** Data follows **

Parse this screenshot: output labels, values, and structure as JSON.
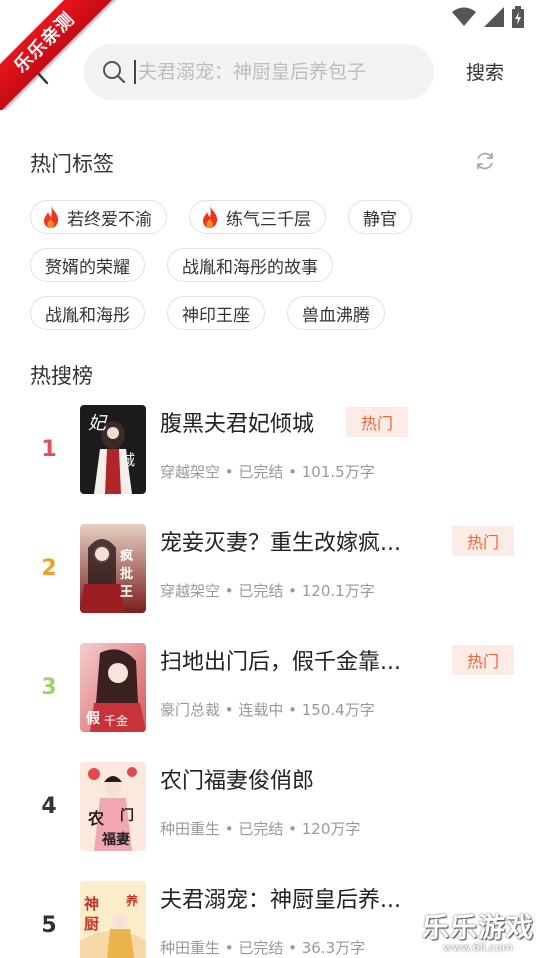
{
  "ribbon": {
    "text": "乐乐亲测"
  },
  "header": {
    "search_placeholder": "夫君溺宠：神厨皇后养包子",
    "search_button": "搜索"
  },
  "hot_tags": {
    "title": "热门标签",
    "rows": [
      [
        {
          "label": "若终爱不渝",
          "hot": true
        },
        {
          "label": "练气三千层",
          "hot": true
        },
        {
          "label": "静官",
          "hot": false
        }
      ],
      [
        {
          "label": "赘婿的荣耀",
          "hot": false
        },
        {
          "label": "战胤和海彤的故事",
          "hot": false
        }
      ],
      [
        {
          "label": "战胤和海彤",
          "hot": false
        },
        {
          "label": "神印王座",
          "hot": false
        },
        {
          "label": "兽血沸腾",
          "hot": false
        }
      ]
    ]
  },
  "hot_search": {
    "title": "热搜榜",
    "items": [
      {
        "rank": "1",
        "title": "腹黑夫君妃倾城",
        "meta": "穿越架空 • 已完结 • 101.5万字",
        "badge": "热门",
        "rank_color": "#e0505a"
      },
      {
        "rank": "2",
        "title": "宠妾灭妻？重生改嫁疯...",
        "meta": "穿越架空 • 已完结 • 120.1万字",
        "badge": "热门",
        "rank_color": "#f0a12a"
      },
      {
        "rank": "3",
        "title": "扫地出门后，假千金靠...",
        "meta": "豪门总裁 • 连载中 • 150.4万字",
        "badge": "热门",
        "rank_color": "#9fd36a"
      },
      {
        "rank": "4",
        "title": "农门福妻俊俏郎",
        "meta": "种田重生 • 已完结 • 120万字",
        "badge": "",
        "rank_color": "#333333"
      },
      {
        "rank": "5",
        "title": "夫君溺宠：神厨皇后养...",
        "meta": "种田重生 • 已完结 • 36.3万字",
        "badge": "",
        "rank_color": "#333333"
      }
    ]
  },
  "watermark": {
    "big": "乐乐游戏",
    "small": "www.6ll.com"
  }
}
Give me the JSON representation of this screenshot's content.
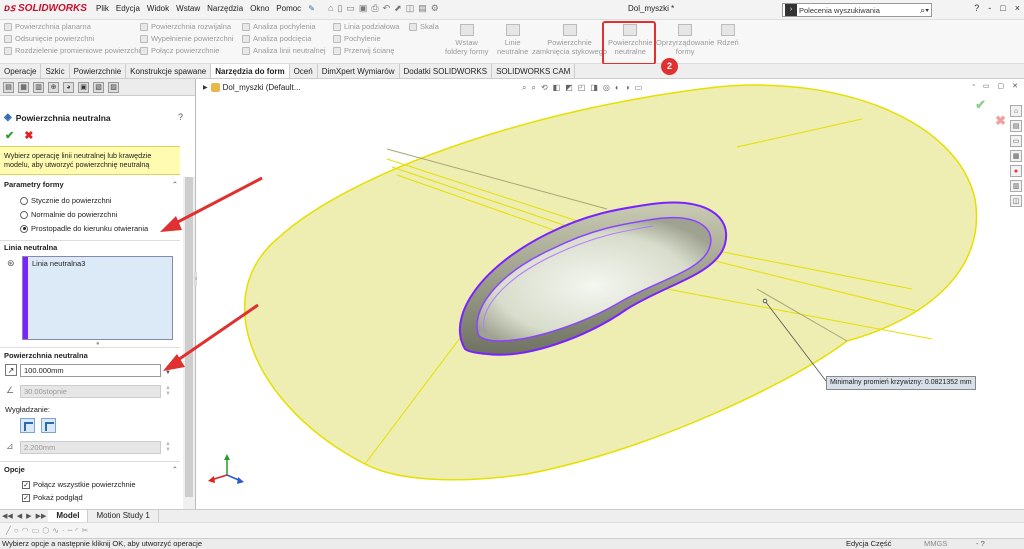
{
  "app": {
    "logo_text": "SOLIDWORKS",
    "menus": [
      "Plik",
      "Edycja",
      "Widok",
      "Wstaw",
      "Narzędzia",
      "Okno",
      "Pomoc"
    ],
    "document_title": "Dol_myszki *",
    "search_placeholder": "Polecenia wyszukiwania",
    "window_controls": [
      "?",
      "-",
      "□",
      "×"
    ]
  },
  "ribbon": {
    "col1": [
      "Powierzchnia planarna",
      "Odsunięcie powierzchni",
      "Rozdzielenie promieniowe powierzchni"
    ],
    "col2": [
      "Powierzchnia rozwijalna",
      "Wypełnienie powierzchni",
      "Połącz powierzchnie"
    ],
    "col3": [
      "Analiza pochylenia",
      "Analiza podcięcia",
      "Analiza linii neutralnej"
    ],
    "col4": [
      "Linia podziałowa",
      "Pochylenie",
      "Przerwij ścianę"
    ],
    "col5": [
      "Skala"
    ],
    "big_buttons": [
      {
        "line1": "Wstaw",
        "line2": "foldery formy"
      },
      {
        "line1": "Linie",
        "line2": "neutralne"
      },
      {
        "line1": "Powierzchnie",
        "line2": "zamknięcia stykowego"
      },
      {
        "line1": "Powierzchnie",
        "line2": "neutralne"
      },
      {
        "line1": "Oprzyrządowanie",
        "line2": "formy"
      },
      {
        "line1": "Rdzeń",
        "line2": ""
      }
    ],
    "highlight_badge": "2",
    "accent_color": "#e03030"
  },
  "command_tabs": [
    "Operacje",
    "Szkic",
    "Powierzchnie",
    "Konstrukcje spawane",
    "Narzędzia do form",
    "Oceń",
    "DimXpert Wymiarów",
    "Dodatki SOLIDWORKS",
    "SOLIDWORKS CAM"
  ],
  "active_command_tab": "Narzędzia do form",
  "panel": {
    "title": "Powierzchnia neutralna",
    "help": "?",
    "ok": "✔",
    "cancel": "✖",
    "message": "Wybierz operację linii neutralnej lub krawędzie modelu, aby utworzyć powierzchnię neutralną",
    "mold_params": {
      "header": "Parametry formy",
      "options": [
        "Stycznie do powierzchni",
        "Normalnie do powierzchni",
        "Prostopadle do kierunku otwierania"
      ],
      "selected_index": 2
    },
    "parting_line": {
      "header": "Linia neutralna",
      "items": [
        "Linia neutralna3"
      ]
    },
    "parting_surface": {
      "header": "Powierzchnia neutralna",
      "distance": "100.000mm",
      "angle": "30.00stopnie",
      "smoothing_label": "Wygładzanie:",
      "smoothing_value": "2.200mm"
    },
    "options": {
      "header": "Opcje",
      "checks": [
        {
          "label": "Połącz wszystkie powierzchnie",
          "checked": true
        },
        {
          "label": "Pokaż podgląd",
          "checked": true
        }
      ]
    }
  },
  "viewport": {
    "tree_label": "Dol_myszki  (Default...",
    "radius_label": "Minimalny promień krzywizny: 0.0821352 mm",
    "surface_color": "#eeedb2",
    "edge_color": "#e6e000",
    "parting_line_color": "#8a2be2"
  },
  "bottom_tabs": [
    "Model",
    "Motion Study 1"
  ],
  "active_bottom_tab": "Model",
  "status": {
    "message": "Wybierz opcje a następnie kliknij OK, aby utworzyć operacje",
    "mode": "Edycja Część",
    "units": "MMGS",
    "extra": "- ?"
  }
}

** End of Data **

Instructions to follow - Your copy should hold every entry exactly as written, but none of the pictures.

Reply to the task -
Parse this screenshot: output labels, values, and structure as JSON.
{
  "ribbon": {
    "text": "乐乐亲测"
  },
  "header": {
    "search_placeholder": "夫君溺宠：神厨皇后养包子",
    "search_button": "搜索"
  },
  "hot_tags": {
    "title": "热门标签",
    "rows": [
      [
        {
          "label": "若终爱不渝",
          "hot": true
        },
        {
          "label": "练气三千层",
          "hot": true
        },
        {
          "label": "静官",
          "hot": false
        }
      ],
      [
        {
          "label": "赘婿的荣耀",
          "hot": false
        },
        {
          "label": "战胤和海彤的故事",
          "hot": false
        }
      ],
      [
        {
          "label": "战胤和海彤",
          "hot": false
        },
        {
          "label": "神印王座",
          "hot": false
        },
        {
          "label": "兽血沸腾",
          "hot": false
        }
      ]
    ]
  },
  "hot_search": {
    "title": "热搜榜",
    "items": [
      {
        "rank": "1",
        "title": "腹黑夫君妃倾城",
        "meta": "穿越架空 • 已完结 • 101.5万字",
        "badge": "热门",
        "rank_color": "#e0505a"
      },
      {
        "rank": "2",
        "title": "宠妾灭妻？重生改嫁疯...",
        "meta": "穿越架空 • 已完结 • 120.1万字",
        "badge": "热门",
        "rank_color": "#f0a12a"
      },
      {
        "rank": "3",
        "title": "扫地出门后，假千金靠...",
        "meta": "豪门总裁 • 连载中 • 150.4万字",
        "badge": "热门",
        "rank_color": "#9fd36a"
      },
      {
        "rank": "4",
        "title": "农门福妻俊俏郎",
        "meta": "种田重生 • 已完结 • 120万字",
        "badge": "",
        "rank_color": "#333333"
      },
      {
        "rank": "5",
        "title": "夫君溺宠：神厨皇后养...",
        "meta": "种田重生 • 已完结 • 36.3万字",
        "badge": "",
        "rank_color": "#333333"
      }
    ]
  },
  "watermark": {
    "big": "乐乐游戏",
    "small": "www.6ll.com"
  }
}
Give me the JSON representation of this screenshot's content.
{
  "app": {
    "logo_text": "SOLIDWORKS",
    "menus": [
      "Plik",
      "Edycja",
      "Widok",
      "Wstaw",
      "Narzędzia",
      "Okno",
      "Pomoc"
    ],
    "document_title": "Dol_myszki *",
    "search_placeholder": "Polecenia wyszukiwania",
    "window_controls": [
      "?",
      "-",
      "□",
      "×"
    ]
  },
  "ribbon": {
    "col1": [
      "Powierzchnia planarna",
      "Odsunięcie powierzchni",
      "Rozdzielenie promieniowe powierzchni"
    ],
    "col2": [
      "Powierzchnia rozwijalna",
      "Wypełnienie powierzchni",
      "Połącz powierzchnie"
    ],
    "col3": [
      "Analiza pochylenia",
      "Analiza podcięcia",
      "Analiza linii neutralnej"
    ],
    "col4": [
      "Linia podziałowa",
      "Pochylenie",
      "Przerwij ścianę"
    ],
    "col5": [
      "Skala"
    ],
    "big_buttons": [
      {
        "line1": "Wstaw",
        "line2": "foldery formy"
      },
      {
        "line1": "Linie",
        "line2": "neutralne"
      },
      {
        "line1": "Powierzchnie",
        "line2": "zamknięcia stykowego"
      },
      {
        "line1": "Powierzchnie",
        "line2": "neutralne"
      },
      {
        "line1": "Oprzyrządowanie",
        "line2": "formy"
      },
      {
        "line1": "Rdzeń",
        "line2": ""
      }
    ],
    "highlight_badge": "2",
    "accent_color": "#e03030"
  },
  "command_tabs": [
    "Operacje",
    "Szkic",
    "Powierzchnie",
    "Konstrukcje spawane",
    "Narzędzia do form",
    "Oceń",
    "DimXpert Wymiarów",
    "Dodatki SOLIDWORKS",
    "SOLIDWORKS CAM"
  ],
  "active_command_tab": "Narzędzia do form",
  "panel": {
    "title": "Powierzchnia neutralna",
    "help": "?",
    "ok": "✔",
    "cancel": "✖",
    "message": "Wybierz operację linii neutralnej lub krawędzie modelu, aby utworzyć powierzchnię neutralną",
    "mold_params": {
      "header": "Parametry formy",
      "options": [
        "Stycznie do powierzchni",
        "Normalnie do powierzchni",
        "Prostopadle do kierunku otwierania"
      ],
      "selected_index": 2
    },
    "parting_line": {
      "header": "Linia neutralna",
      "items": [
        "Linia neutralna3"
      ]
    },
    "parting_surface": {
      "header": "Powierzchnia neutralna",
      "distance": "100.000mm",
      "angle": "30.00stopnie",
      "smoothing_label": "Wygładzanie:",
      "smoothing_value": "2.200mm"
    },
    "options": {
      "header": "Opcje",
      "checks": [
        {
          "label": "Połącz wszystkie powierzchnie",
          "checked": true
        },
        {
          "label": "Pokaż podgląd",
          "checked": true
        }
      ]
    }
  },
  "viewport": {
    "tree_label": "Dol_myszki  (Default...",
    "radius_label": "Minimalny promień krzywizny: 0.0821352 mm",
    "surface_color": "#eeedb2",
    "edge_color": "#e6e000",
    "parting_line_color": "#8a2be2"
  },
  "bottom_tabs": [
    "Model",
    "Motion Study 1"
  ],
  "active_bottom_tab": "Model",
  "status": {
    "message": "Wybierz opcje a następnie kliknij OK, aby utworzyć operacje",
    "mode": "Edycja Część",
    "units": "MMGS",
    "extra": "- ?"
  }
}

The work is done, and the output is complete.